PROBLEM DESCRIPTION:
Read through the material below and find each line that has the word "Innovation"; copy it.

===============

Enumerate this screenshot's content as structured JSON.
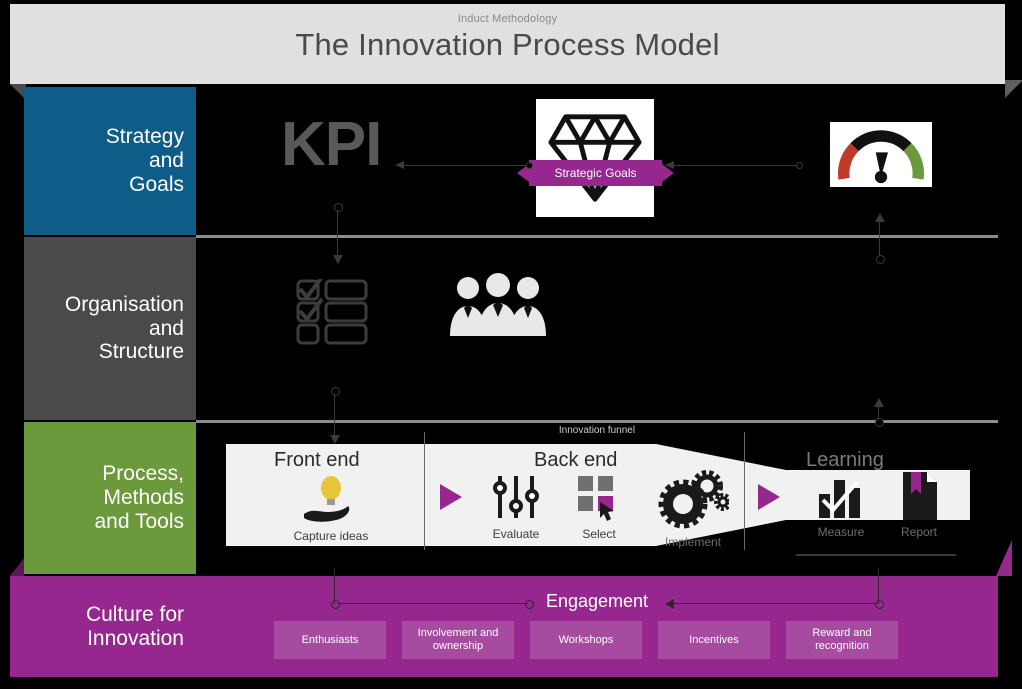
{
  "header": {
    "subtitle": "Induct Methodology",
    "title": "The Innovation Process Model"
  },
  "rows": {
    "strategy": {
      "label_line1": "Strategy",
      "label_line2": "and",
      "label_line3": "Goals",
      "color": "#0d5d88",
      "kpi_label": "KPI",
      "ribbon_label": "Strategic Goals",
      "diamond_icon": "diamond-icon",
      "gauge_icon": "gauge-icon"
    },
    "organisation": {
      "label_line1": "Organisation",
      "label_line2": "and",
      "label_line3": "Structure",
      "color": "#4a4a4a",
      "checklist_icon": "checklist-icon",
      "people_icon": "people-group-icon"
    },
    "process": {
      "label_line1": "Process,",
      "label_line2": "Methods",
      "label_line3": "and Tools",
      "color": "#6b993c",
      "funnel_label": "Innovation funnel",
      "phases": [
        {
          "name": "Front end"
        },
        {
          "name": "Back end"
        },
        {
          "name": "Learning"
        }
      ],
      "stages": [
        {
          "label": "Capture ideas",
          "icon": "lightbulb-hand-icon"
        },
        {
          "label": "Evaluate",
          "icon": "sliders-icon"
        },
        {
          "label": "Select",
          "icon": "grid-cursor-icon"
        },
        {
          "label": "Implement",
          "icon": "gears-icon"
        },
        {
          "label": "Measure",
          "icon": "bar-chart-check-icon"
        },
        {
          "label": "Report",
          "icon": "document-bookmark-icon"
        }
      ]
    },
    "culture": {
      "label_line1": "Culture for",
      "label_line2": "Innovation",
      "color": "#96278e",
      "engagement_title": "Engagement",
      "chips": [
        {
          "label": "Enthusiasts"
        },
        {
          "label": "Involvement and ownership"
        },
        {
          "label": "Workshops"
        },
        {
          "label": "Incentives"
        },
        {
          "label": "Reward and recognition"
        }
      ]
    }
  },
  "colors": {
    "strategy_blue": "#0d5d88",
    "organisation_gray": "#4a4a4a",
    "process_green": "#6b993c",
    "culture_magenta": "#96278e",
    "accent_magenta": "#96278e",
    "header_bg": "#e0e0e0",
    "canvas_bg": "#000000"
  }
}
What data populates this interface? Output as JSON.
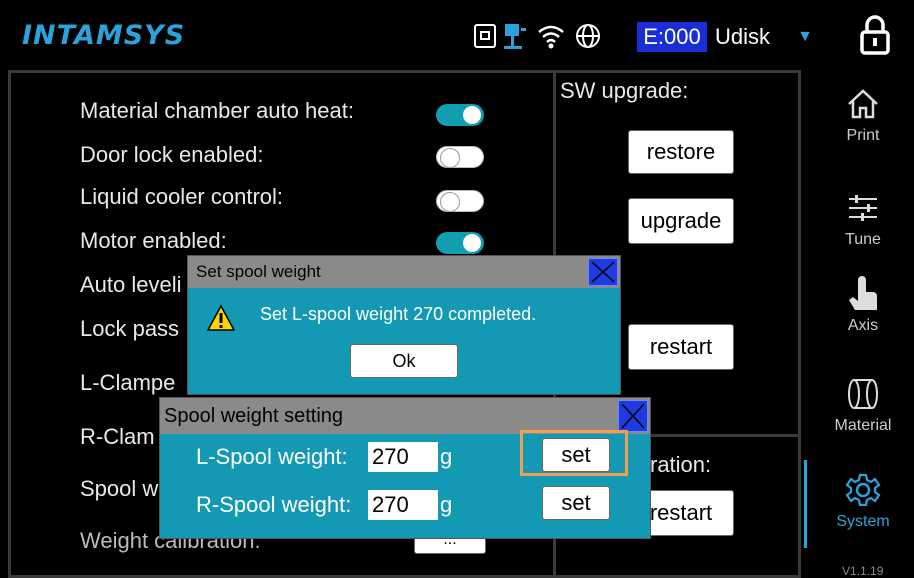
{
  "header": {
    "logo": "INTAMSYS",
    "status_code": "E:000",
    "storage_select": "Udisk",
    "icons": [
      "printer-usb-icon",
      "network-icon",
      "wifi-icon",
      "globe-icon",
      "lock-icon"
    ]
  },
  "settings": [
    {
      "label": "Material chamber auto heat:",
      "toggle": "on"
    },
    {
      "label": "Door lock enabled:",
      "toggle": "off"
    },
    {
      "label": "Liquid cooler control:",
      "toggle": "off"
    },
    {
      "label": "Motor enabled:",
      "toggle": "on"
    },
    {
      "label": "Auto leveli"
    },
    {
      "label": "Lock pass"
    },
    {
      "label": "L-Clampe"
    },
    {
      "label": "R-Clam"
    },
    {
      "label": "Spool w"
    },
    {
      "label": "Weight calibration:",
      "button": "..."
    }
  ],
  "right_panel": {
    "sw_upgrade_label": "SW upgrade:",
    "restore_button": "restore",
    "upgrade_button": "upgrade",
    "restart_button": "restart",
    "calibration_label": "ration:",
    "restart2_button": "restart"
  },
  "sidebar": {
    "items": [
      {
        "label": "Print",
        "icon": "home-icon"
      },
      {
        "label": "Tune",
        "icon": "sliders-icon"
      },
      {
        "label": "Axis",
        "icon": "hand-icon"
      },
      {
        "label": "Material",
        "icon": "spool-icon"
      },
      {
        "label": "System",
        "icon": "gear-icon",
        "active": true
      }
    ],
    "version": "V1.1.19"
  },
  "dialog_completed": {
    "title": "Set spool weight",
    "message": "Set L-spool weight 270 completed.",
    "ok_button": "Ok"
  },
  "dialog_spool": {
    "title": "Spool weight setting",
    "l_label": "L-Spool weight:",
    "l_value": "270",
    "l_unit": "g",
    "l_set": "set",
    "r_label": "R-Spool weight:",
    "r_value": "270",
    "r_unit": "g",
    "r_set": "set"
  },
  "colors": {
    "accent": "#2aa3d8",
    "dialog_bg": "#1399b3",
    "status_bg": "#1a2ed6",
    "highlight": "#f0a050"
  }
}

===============

EXERCISE SOLUTION:
    "title": "The Innovation Process Model"
      "funnel_label": "Innovation funnel",
      "label_line2": "Innovation",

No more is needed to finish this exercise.